#### Data for the task
----------

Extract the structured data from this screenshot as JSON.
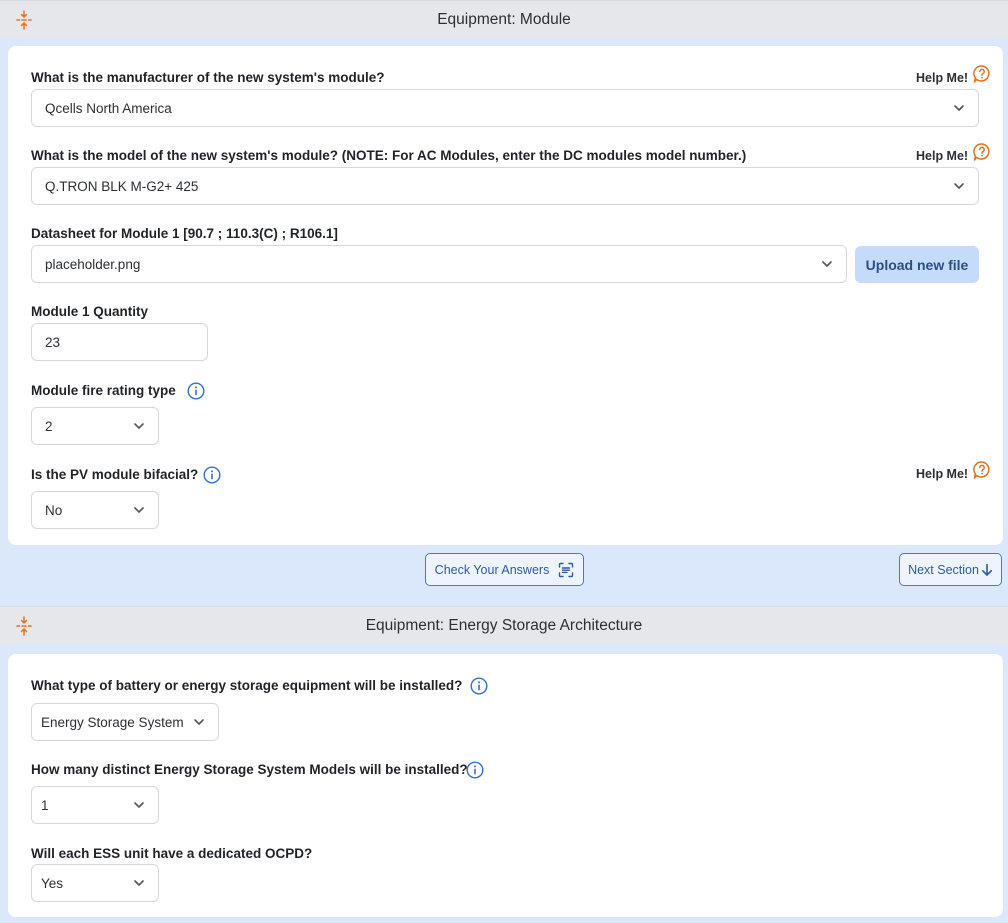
{
  "section1": {
    "title": "Equipment: Module",
    "help_label": "Help Me!",
    "q_manufacturer": "What is the manufacturer of the new system's module?",
    "manufacturer_value": "Qcells North America",
    "q_model": "What is the model of the new system's module? (NOTE: For AC Modules, enter the DC modules model number.)",
    "model_value": "Q.TRON BLK M-G2+ 425",
    "datasheet_label": "Datasheet for Module 1 [90.7 ; 110.3(C) ; R106.1]",
    "datasheet_value": "placeholder.png",
    "upload_label": "Upload new file",
    "quantity_label": "Module 1 Quantity",
    "quantity_value": "23",
    "fire_rating_label": "Module fire rating type",
    "fire_rating_value": "2",
    "bifacial_label": "Is the PV module bifacial?",
    "bifacial_value": "No",
    "check_answers_label": "Check Your Answers",
    "next_section_label": "Next Section"
  },
  "section2": {
    "title": "Equipment: Energy Storage Architecture",
    "q_battery_type": "What type of battery or energy storage equipment will be installed?",
    "battery_type_value": "Energy Storage System",
    "q_models_count": "How many distinct Energy Storage System Models will be installed?",
    "models_count_value": "1",
    "q_ocpd": "Will each ESS unit have a dedicated OCPD?",
    "ocpd_value": "Yes"
  },
  "colors": {
    "accent_orange": "#e8711c",
    "info_blue": "#2f6fd6",
    "upload_bg": "#c4dbf9",
    "page_bg": "#dbe8fb"
  },
  "icons": {
    "collapse": "collapse-arrows-icon",
    "help": "help-speech-bubble-icon",
    "info": "info-circle-icon",
    "chevron": "chevron-down-icon",
    "scan": "scan-check-icon",
    "arrow": "arrow-down-icon"
  }
}
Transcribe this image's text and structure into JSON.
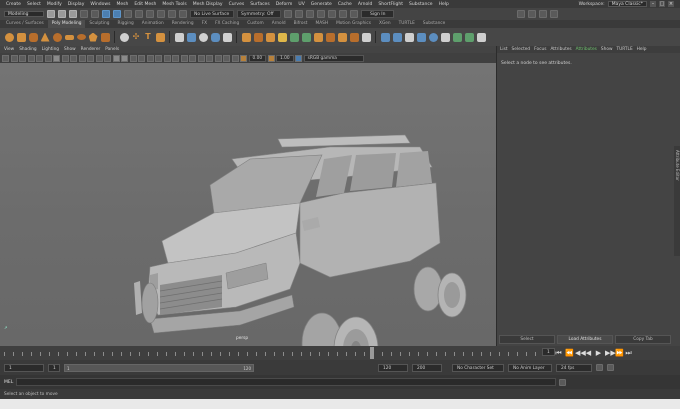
{
  "menubar": {
    "items": [
      "Create",
      "Select",
      "Modify",
      "Display",
      "Windows",
      "Mesh",
      "Edit Mesh",
      "Mesh Tools",
      "Mesh Display",
      "Curves",
      "Surfaces",
      "Deform",
      "UV",
      "Generate",
      "Cache",
      "Arnold",
      "ShortFlight",
      "Substance",
      "Help"
    ],
    "workspace_label": "Workspace:",
    "workspace_value": "Maya Classic*"
  },
  "statusline": {
    "mode": "Modeling",
    "live_surface": "No Live Surface",
    "symmetry": "Symmetry: Off",
    "sign_in": "Sign In"
  },
  "shelf_tabs": [
    "Curves / Surfaces",
    "Poly Modeling",
    "Sculpting",
    "Rigging",
    "Animation",
    "Rendering",
    "FX",
    "FX Caching",
    "Custom",
    "Arnold",
    "Bifrost",
    "MASH",
    "Motion Graphics",
    "XGen",
    "TURTLE",
    "Substance"
  ],
  "shelf_tabs_active": 1,
  "view_menu": [
    "View",
    "Shading",
    "Lighting",
    "Show",
    "Renderer",
    "Panels"
  ],
  "view_tools": {
    "frame_value_1": "0.00",
    "frame_value_2": "1.00",
    "color_space": "sRGB gamma"
  },
  "viewport": {
    "camera_label": "persp"
  },
  "attribute_editor": {
    "tabs": [
      "List",
      "Selected",
      "Focus",
      "Attributes",
      "Show",
      "TURTLE",
      "Help"
    ],
    "active_tab": "Attributes",
    "empty_message": "Select a node to see attributes.",
    "side_label": "Attribute Editor",
    "buttons": [
      "Select",
      "Load Attributes",
      "Copy Tab"
    ]
  },
  "time_slider": {
    "current_frame": "1",
    "playback_buttons": [
      "⏮",
      "⏪",
      "◀◀",
      "◀",
      "▶",
      "▶▶",
      "⏩",
      "⏭"
    ]
  },
  "range_slider": {
    "start": "1",
    "inner_start": "1",
    "inner_end": "120",
    "end": "120",
    "total_end": "200",
    "character_set": "No Character Set",
    "anim_layer": "No Anim Layer",
    "fps": "24 fps"
  },
  "command_line": {
    "label": "MEL"
  },
  "help_line": {
    "text": "Select an object to move"
  },
  "colors": {
    "accent_orange": "#d4913f",
    "accent_blue": "#5c8ec0",
    "active_tab_green": "#6cc06c"
  }
}
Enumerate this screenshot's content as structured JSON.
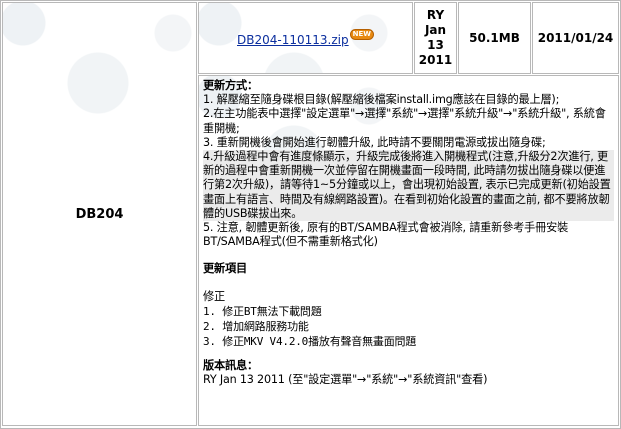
{
  "row": {
    "model": "DB204",
    "file_link": "DB204-110113.zip",
    "new_badge": "NEW",
    "version_lines": [
      "RY",
      "Jan",
      "13",
      "2011"
    ],
    "size": "50.1MB",
    "date": "2011/01/24"
  },
  "notes": {
    "update_method_heading": "更新方式：",
    "steps": [
      "1. 解壓縮至隨身碟根目錄(解壓縮後檔案install.img應該在目錄的最上層);",
      "2.在主功能表中選擇\"設定選單\"→選擇\"系統\"→選擇\"系統升級\"→\"系統升級\", 系統會重開機;",
      "3. 重新開機後會開始進行韌體升級, 此時請不要關閉電源或拔出隨身碟;",
      "4.升級過程中會有進度條顯示，升級完成後將進入開機程式(注意,升級分2次進行, 更新的過程中會重新開機一次並停留在開機畫面一段時間, 此時請勿拔出隨身碟以便進行第2次升級)，請等待1~5分鐘或以上，會出現初始設置, 表示已完成更新(初始設置畫面上有語言、時間及有線網路設置)。在看到初始化設置的畫面之前, 都不要將放韌體的USB碟拔出來。",
      "5. 注意, 韌體更新後, 原有的BT/SAMBA程式會被消除, 請重新參考手冊安裝BT/SAMBA程式(但不需重新格式化)"
    ],
    "update_items_heading": "更新項目",
    "fix_label": "修正",
    "fixes": [
      "1. 修正BT無法下載問題",
      "2. 增加網路服務功能",
      "3. 修正MKV V4.2.0播放有聲音無畫面問題"
    ],
    "version_info_heading": "版本訊息：",
    "version_info": "RY Jan 13  2011  (至\"設定選單\"→\"系統\"→\"系統資訊\"查看)"
  },
  "colors": {
    "link": "#0b2e9e",
    "border": "#b8b8b8",
    "badge": "#e88a12"
  }
}
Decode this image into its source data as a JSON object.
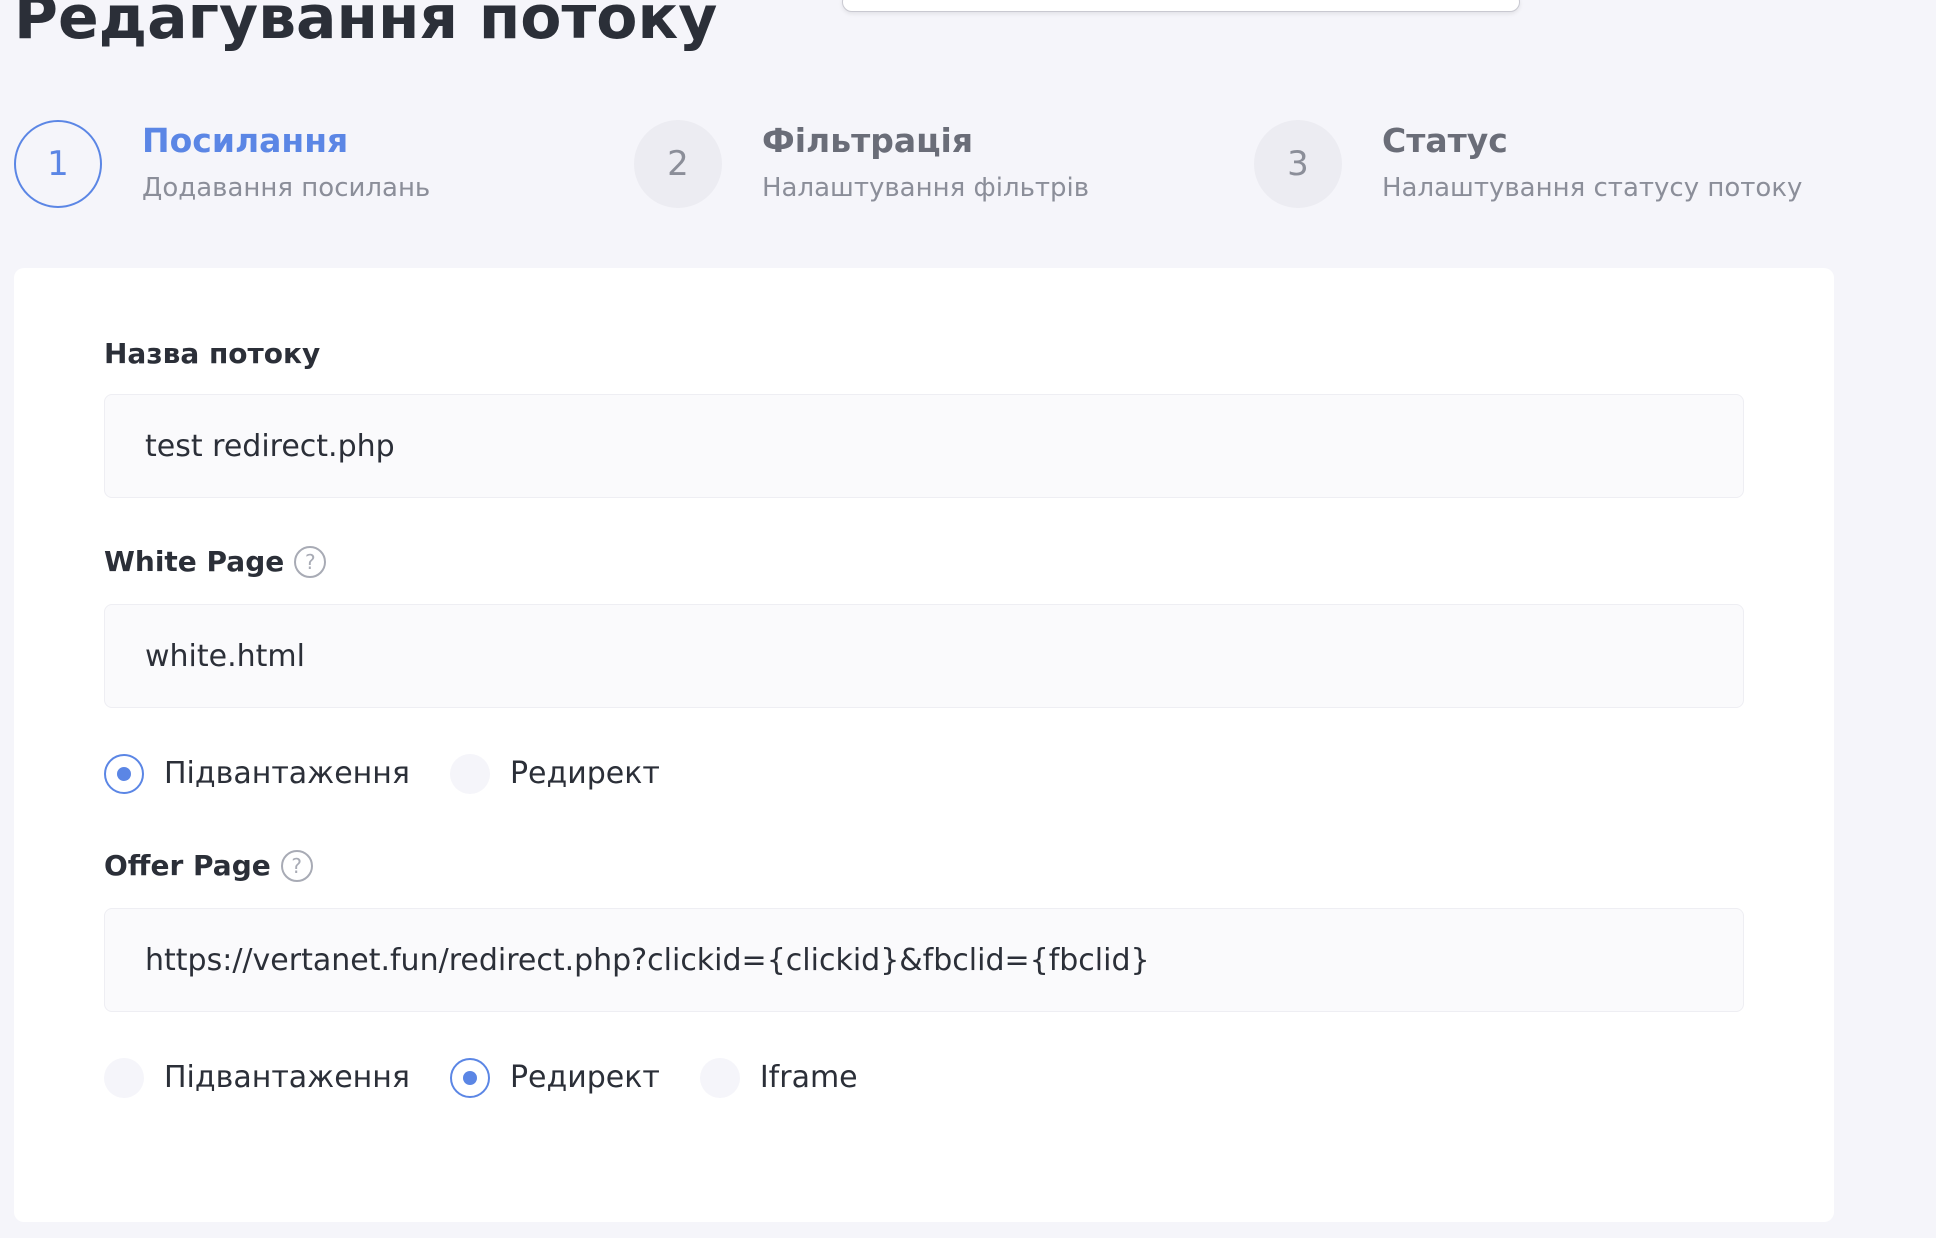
{
  "page": {
    "title": "Редагування потоку"
  },
  "stepper": {
    "steps": [
      {
        "number": "1",
        "title": "Посилання",
        "subtitle": "Додавання посилань",
        "active": true
      },
      {
        "number": "2",
        "title": "Фільтрація",
        "subtitle": "Налаштування фільтрів",
        "active": false
      },
      {
        "number": "3",
        "title": "Статус",
        "subtitle": "Налаштування статусу потоку",
        "active": false
      }
    ]
  },
  "form": {
    "stream_name": {
      "label": "Назва потоку",
      "value": "test redirect.php"
    },
    "white_page": {
      "label": "White Page",
      "help_icon": "?",
      "value": "white.html",
      "options": [
        "Підвантаження",
        "Редирект"
      ],
      "selected": "Підвантаження"
    },
    "offer_page": {
      "label": "Offer Page",
      "help_icon": "?",
      "value": "https://vertanet.fun/redirect.php?clickid={clickid}&fbclid={fbclid}",
      "options": [
        "Підвантаження",
        "Редирект",
        "Iframe"
      ],
      "selected": "Редирект"
    }
  },
  "colors": {
    "accent": "#5b86e5",
    "background": "#f5f5fa",
    "card": "#ffffff",
    "text": "#2b2f38",
    "muted": "#8b8e99"
  }
}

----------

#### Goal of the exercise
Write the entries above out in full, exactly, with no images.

#### Your response
Extract the structured data from this screenshot as JSON.
{
  "section1": {
    "title": "Equipment: Module",
    "help_label": "Help Me!",
    "q_manufacturer": "What is the manufacturer of the new system's module?",
    "manufacturer_value": "Qcells North America",
    "q_model": "What is the model of the new system's module? (NOTE: For AC Modules, enter the DC modules model number.)",
    "model_value": "Q.TRON BLK M-G2+ 425",
    "datasheet_label": "Datasheet for Module 1 [90.7 ; 110.3(C) ; R106.1]",
    "datasheet_value": "placeholder.png",
    "upload_label": "Upload new file",
    "quantity_label": "Module 1 Quantity",
    "quantity_value": "23",
    "fire_rating_label": "Module fire rating type",
    "fire_rating_value": "2",
    "bifacial_label": "Is the PV module bifacial?",
    "bifacial_value": "No",
    "check_answers_label": "Check Your Answers",
    "next_section_label": "Next Section"
  },
  "section2": {
    "title": "Equipment: Energy Storage Architecture",
    "q_battery_type": "What type of battery or energy storage equipment will be installed?",
    "battery_type_value": "Energy Storage System",
    "q_models_count": "How many distinct Energy Storage System Models will be installed?",
    "models_count_value": "1",
    "q_ocpd": "Will each ESS unit have a dedicated OCPD?",
    "ocpd_value": "Yes"
  },
  "colors": {
    "accent_orange": "#e8711c",
    "info_blue": "#2f6fd6",
    "upload_bg": "#c4dbf9",
    "page_bg": "#dbe8fb"
  },
  "icons": {
    "collapse": "collapse-arrows-icon",
    "help": "help-speech-bubble-icon",
    "info": "info-circle-icon",
    "chevron": "chevron-down-icon",
    "scan": "scan-check-icon",
    "arrow": "arrow-down-icon"
  }
}
Transcribe this image's text and structure into JSON.
{
  "menubar": {
    "items": [
      "Create",
      "Select",
      "Modify",
      "Display",
      "Windows",
      "Mesh",
      "Edit Mesh",
      "Mesh Tools",
      "Mesh Display",
      "Curves",
      "Surfaces",
      "Deform",
      "UV",
      "Generate",
      "Cache",
      "Arnold",
      "ShortFlight",
      "Substance",
      "Help"
    ],
    "workspace_label": "Workspace:",
    "workspace_value": "Maya Classic*"
  },
  "statusline": {
    "mode": "Modeling",
    "live_surface": "No Live Surface",
    "symmetry": "Symmetry: Off",
    "sign_in": "Sign In"
  },
  "shelf_tabs": [
    "Curves / Surfaces",
    "Poly Modeling",
    "Sculpting",
    "Rigging",
    "Animation",
    "Rendering",
    "FX",
    "FX Caching",
    "Custom",
    "Arnold",
    "Bifrost",
    "MASH",
    "Motion Graphics",
    "XGen",
    "TURTLE",
    "Substance"
  ],
  "shelf_tabs_active": 1,
  "view_menu": [
    "View",
    "Shading",
    "Lighting",
    "Show",
    "Renderer",
    "Panels"
  ],
  "view_tools": {
    "frame_value_1": "0.00",
    "frame_value_2": "1.00",
    "color_space": "sRGB gamma"
  },
  "viewport": {
    "camera_label": "persp"
  },
  "attribute_editor": {
    "tabs": [
      "List",
      "Selected",
      "Focus",
      "Attributes",
      "Show",
      "TURTLE",
      "Help"
    ],
    "active_tab": "Attributes",
    "empty_message": "Select a node to see attributes.",
    "side_label": "Attribute Editor",
    "buttons": [
      "Select",
      "Load Attributes",
      "Copy Tab"
    ]
  },
  "time_slider": {
    "current_frame": "1",
    "playback_buttons": [
      "⏮",
      "⏪",
      "◀◀",
      "◀",
      "▶",
      "▶▶",
      "⏩",
      "⏭"
    ]
  },
  "range_slider": {
    "start": "1",
    "inner_start": "1",
    "inner_end": "120",
    "end": "120",
    "total_end": "200",
    "character_set": "No Character Set",
    "anim_layer": "No Anim Layer",
    "fps": "24 fps"
  },
  "command_line": {
    "label": "MEL"
  },
  "help_line": {
    "text": "Select an object to move"
  },
  "colors": {
    "accent_orange": "#d4913f",
    "accent_blue": "#5c8ec0",
    "active_tab_green": "#6cc06c"
  }
}
Enumerate this screenshot's content as structured JSON.
{
  "row": {
    "model": "DB204",
    "file_link": "DB204-110113.zip",
    "new_badge": "NEW",
    "version_lines": [
      "RY",
      "Jan",
      "13",
      "2011"
    ],
    "size": "50.1MB",
    "date": "2011/01/24"
  },
  "notes": {
    "update_method_heading": "更新方式：",
    "steps": [
      "1. 解壓縮至隨身碟根目錄(解壓縮後檔案install.img應該在目錄的最上層);",
      "2.在主功能表中選擇\"設定選單\"→選擇\"系統\"→選擇\"系統升級\"→\"系統升級\", 系統會重開機;",
      "3. 重新開機後會開始進行韌體升級, 此時請不要關閉電源或拔出隨身碟;",
      "4.升級過程中會有進度條顯示，升級完成後將進入開機程式(注意,升級分2次進行, 更新的過程中會重新開機一次並停留在開機畫面一段時間, 此時請勿拔出隨身碟以便進行第2次升級)，請等待1~5分鐘或以上，會出現初始設置, 表示已完成更新(初始設置畫面上有語言、時間及有線網路設置)。在看到初始化設置的畫面之前, 都不要將放韌體的USB碟拔出來。",
      "5. 注意, 韌體更新後, 原有的BT/SAMBA程式會被消除, 請重新參考手冊安裝BT/SAMBA程式(但不需重新格式化)"
    ],
    "update_items_heading": "更新項目",
    "fix_label": "修正",
    "fixes": [
      "1. 修正BT無法下載問題",
      "2. 增加網路服務功能",
      "3. 修正MKV V4.2.0播放有聲音無畫面問題"
    ],
    "version_info_heading": "版本訊息：",
    "version_info": "RY Jan 13  2011  (至\"設定選單\"→\"系統\"→\"系統資訊\"查看)"
  },
  "colors": {
    "link": "#0b2e9e",
    "border": "#b8b8b8",
    "badge": "#e88a12"
  }
}
Decode this image into its source data as a JSON object.
{
  "page": {
    "title": "Редагування потоку"
  },
  "stepper": {
    "steps": [
      {
        "number": "1",
        "title": "Посилання",
        "subtitle": "Додавання посилань",
        "active": true
      },
      {
        "number": "2",
        "title": "Фільтрація",
        "subtitle": "Налаштування фільтрів",
        "active": false
      },
      {
        "number": "3",
        "title": "Статус",
        "subtitle": "Налаштування статусу потоку",
        "active": false
      }
    ]
  },
  "form": {
    "stream_name": {
      "label": "Назва потоку",
      "value": "test redirect.php"
    },
    "white_page": {
      "label": "White Page",
      "help_icon": "?",
      "value": "white.html",
      "options": [
        "Підвантаження",
        "Редирект"
      ],
      "selected": "Підвантаження"
    },
    "offer_page": {
      "label": "Offer Page",
      "help_icon": "?",
      "value": "https://vertanet.fun/redirect.php?clickid={clickid}&fbclid={fbclid}",
      "options": [
        "Підвантаження",
        "Редирект",
        "Iframe"
      ],
      "selected": "Редирект"
    }
  },
  "colors": {
    "accent": "#5b86e5",
    "background": "#f5f5fa",
    "card": "#ffffff",
    "text": "#2b2f38",
    "muted": "#8b8e99"
  }
}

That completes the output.